**WORK REQUIRED:** Which lines in the data contain the word "this"? Please copy each of them.

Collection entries
◇ ◇ ◇ ◇

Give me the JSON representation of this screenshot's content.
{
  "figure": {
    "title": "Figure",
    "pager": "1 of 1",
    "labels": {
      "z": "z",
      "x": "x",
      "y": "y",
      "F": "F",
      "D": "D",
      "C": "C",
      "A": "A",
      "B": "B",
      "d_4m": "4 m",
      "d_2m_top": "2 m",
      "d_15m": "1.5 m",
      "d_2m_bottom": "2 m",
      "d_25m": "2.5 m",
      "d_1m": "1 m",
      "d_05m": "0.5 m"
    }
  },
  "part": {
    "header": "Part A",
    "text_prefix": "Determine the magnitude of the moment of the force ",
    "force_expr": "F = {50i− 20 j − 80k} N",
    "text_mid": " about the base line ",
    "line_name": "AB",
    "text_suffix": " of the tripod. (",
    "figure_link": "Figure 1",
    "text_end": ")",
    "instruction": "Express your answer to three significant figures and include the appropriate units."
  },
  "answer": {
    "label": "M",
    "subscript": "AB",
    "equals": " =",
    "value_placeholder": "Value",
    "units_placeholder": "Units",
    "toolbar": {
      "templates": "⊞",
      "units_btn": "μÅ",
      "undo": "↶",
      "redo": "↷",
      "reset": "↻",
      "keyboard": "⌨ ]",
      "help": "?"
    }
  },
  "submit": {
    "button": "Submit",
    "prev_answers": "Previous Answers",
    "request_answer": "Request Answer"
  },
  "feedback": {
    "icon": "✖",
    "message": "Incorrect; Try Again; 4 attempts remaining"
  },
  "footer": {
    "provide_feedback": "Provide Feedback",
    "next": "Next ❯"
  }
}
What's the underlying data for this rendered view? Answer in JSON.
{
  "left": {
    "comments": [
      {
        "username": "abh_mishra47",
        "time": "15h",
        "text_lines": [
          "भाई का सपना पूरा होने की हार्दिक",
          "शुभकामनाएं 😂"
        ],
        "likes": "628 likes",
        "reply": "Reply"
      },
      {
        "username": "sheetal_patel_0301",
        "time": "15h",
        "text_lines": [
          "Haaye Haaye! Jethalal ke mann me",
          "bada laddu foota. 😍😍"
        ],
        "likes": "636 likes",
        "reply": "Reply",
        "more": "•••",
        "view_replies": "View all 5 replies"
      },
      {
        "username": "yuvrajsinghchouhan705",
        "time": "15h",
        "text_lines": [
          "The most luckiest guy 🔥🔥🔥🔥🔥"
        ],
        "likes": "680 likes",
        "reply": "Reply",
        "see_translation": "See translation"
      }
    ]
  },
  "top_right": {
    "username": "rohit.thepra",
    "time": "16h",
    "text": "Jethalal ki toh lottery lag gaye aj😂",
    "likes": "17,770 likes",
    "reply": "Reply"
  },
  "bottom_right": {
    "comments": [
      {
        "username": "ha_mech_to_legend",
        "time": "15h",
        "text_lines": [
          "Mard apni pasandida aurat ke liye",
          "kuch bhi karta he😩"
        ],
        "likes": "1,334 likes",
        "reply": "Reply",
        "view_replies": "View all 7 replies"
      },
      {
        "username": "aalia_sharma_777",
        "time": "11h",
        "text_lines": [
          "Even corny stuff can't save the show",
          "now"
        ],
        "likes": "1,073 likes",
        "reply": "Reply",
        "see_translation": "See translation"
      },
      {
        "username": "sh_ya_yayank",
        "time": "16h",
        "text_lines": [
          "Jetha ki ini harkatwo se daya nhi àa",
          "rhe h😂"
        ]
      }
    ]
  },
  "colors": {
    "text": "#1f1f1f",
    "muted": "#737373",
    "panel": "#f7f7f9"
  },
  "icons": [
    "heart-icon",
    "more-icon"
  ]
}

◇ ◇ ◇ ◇

**RESPONSE BOX:**
Give me the JSON representation of this screenshot's content.
What's the underlying data for this rendered view? Answer in JSON.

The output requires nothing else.